Saturday, May 7, 2011

Not in Kansas anymore

The view from my hotel balcony, Sunday morning at 6:00 - and the warning posted on the glass sliding doors:

Friday, May 6, 2011

On my way to South Africa

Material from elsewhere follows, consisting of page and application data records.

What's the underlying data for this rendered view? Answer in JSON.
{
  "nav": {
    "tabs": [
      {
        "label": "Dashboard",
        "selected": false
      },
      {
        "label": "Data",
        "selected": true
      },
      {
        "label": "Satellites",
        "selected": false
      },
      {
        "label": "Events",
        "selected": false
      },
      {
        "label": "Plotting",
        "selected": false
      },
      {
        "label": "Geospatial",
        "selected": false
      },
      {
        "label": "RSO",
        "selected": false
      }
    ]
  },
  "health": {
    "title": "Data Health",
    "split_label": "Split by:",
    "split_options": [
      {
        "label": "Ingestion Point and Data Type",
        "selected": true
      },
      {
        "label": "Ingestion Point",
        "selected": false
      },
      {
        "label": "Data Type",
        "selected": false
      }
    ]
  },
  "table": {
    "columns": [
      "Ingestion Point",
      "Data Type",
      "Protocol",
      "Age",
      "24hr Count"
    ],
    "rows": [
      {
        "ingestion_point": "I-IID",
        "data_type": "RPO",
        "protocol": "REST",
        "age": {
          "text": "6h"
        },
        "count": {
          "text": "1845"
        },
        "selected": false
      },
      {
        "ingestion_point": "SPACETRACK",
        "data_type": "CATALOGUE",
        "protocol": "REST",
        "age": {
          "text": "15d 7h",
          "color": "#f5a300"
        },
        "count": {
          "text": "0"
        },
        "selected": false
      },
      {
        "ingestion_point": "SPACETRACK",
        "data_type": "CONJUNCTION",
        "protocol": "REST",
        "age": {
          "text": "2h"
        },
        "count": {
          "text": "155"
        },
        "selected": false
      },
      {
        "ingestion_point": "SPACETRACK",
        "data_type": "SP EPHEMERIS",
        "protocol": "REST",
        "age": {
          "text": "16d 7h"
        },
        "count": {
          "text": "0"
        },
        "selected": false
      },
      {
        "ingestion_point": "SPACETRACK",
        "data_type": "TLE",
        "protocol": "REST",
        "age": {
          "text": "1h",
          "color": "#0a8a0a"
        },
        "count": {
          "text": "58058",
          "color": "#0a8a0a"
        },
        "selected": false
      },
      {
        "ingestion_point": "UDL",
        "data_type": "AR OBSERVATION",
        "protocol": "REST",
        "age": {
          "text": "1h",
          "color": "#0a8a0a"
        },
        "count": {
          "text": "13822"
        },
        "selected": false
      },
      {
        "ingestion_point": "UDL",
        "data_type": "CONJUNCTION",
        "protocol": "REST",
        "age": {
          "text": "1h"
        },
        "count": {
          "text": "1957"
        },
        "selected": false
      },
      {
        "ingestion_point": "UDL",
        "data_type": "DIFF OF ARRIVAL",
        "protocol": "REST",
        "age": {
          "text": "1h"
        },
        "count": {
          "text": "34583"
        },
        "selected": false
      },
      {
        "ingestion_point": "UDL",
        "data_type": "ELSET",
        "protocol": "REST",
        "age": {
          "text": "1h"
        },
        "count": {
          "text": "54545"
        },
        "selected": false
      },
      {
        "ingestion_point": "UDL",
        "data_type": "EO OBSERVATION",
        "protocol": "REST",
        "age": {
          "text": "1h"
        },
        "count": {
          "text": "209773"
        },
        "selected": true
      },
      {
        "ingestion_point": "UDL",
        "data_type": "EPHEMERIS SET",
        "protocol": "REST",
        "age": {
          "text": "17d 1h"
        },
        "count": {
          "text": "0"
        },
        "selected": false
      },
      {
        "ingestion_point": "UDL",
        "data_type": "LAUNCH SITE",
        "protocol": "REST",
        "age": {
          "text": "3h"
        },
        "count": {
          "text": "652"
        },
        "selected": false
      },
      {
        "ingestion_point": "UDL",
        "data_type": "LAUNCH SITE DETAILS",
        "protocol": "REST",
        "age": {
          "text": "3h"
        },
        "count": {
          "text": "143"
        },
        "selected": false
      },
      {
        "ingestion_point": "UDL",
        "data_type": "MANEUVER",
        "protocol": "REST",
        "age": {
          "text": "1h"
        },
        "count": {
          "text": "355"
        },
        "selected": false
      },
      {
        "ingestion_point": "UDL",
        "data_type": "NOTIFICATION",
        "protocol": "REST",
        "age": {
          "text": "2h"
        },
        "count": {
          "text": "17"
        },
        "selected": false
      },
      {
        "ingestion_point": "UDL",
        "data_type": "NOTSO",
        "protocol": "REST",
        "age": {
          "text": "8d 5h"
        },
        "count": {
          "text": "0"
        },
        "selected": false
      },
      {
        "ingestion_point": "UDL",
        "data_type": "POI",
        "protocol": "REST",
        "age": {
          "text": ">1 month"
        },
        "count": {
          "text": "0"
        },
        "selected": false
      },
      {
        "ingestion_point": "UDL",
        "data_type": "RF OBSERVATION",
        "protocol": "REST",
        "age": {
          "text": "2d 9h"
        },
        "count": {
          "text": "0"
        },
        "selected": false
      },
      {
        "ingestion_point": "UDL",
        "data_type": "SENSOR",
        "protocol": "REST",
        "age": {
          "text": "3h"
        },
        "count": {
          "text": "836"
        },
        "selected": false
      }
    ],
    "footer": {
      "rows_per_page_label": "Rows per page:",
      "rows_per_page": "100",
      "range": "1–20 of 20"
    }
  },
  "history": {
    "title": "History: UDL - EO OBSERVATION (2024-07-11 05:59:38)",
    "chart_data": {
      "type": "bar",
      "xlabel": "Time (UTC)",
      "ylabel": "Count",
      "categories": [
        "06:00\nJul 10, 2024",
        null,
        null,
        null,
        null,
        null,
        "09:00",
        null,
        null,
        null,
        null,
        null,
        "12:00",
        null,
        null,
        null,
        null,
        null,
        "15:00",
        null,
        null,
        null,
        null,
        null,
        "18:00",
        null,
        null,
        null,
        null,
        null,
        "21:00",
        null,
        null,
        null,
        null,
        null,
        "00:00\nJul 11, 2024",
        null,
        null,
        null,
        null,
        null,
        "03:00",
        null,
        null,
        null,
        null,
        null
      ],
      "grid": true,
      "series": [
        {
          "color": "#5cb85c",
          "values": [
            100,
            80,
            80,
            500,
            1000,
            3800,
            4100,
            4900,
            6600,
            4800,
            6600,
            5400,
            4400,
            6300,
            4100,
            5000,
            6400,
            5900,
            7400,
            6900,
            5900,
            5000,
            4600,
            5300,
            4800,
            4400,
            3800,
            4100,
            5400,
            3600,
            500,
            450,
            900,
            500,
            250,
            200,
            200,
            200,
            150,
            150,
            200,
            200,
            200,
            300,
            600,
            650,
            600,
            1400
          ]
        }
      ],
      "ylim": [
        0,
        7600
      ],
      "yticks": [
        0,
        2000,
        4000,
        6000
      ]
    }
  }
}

Wildfire 2011, the 5th International Wildland Fire Conference, starts in 3 days in Sun City, South Africa. Their website even has a countdown banner. To get there in time (and with my sense of what day it is more or less intact), I have to leave today.
Early yesterday, I got an email asking if I would speak for a few minutes at the opening of a pre-conference (Monday) workshop. I realized only then that the same workshop I'd been involved in helping launch back in 1999 was the one that the South African folks had adapted and were presenting. That workshop was my introduction into the amazing world of wildfire and was basically my life from 2002-2004, when I was part of the team delivering dozens of workshops around the country.
I'm honored, but also humbled. To think that this idea called Firewise, invented by a few incredibly creative and brilliant people, and nurtured by stubborn bureaucrats like me, has traveled across the world and taken hold in such a different culture is mind-boggling.
I am presenting for 20 minutes on Wednesday. "From an Idea to a National Movement - Firewise in the USA." The title isn't even my original thought. However, it's fitting. I hope to do justice to the people who have done the hard work of moving concepts into action, and to the wonderful relationships that have made it possible for this idea to spread not only from coast to coast, but across the globe.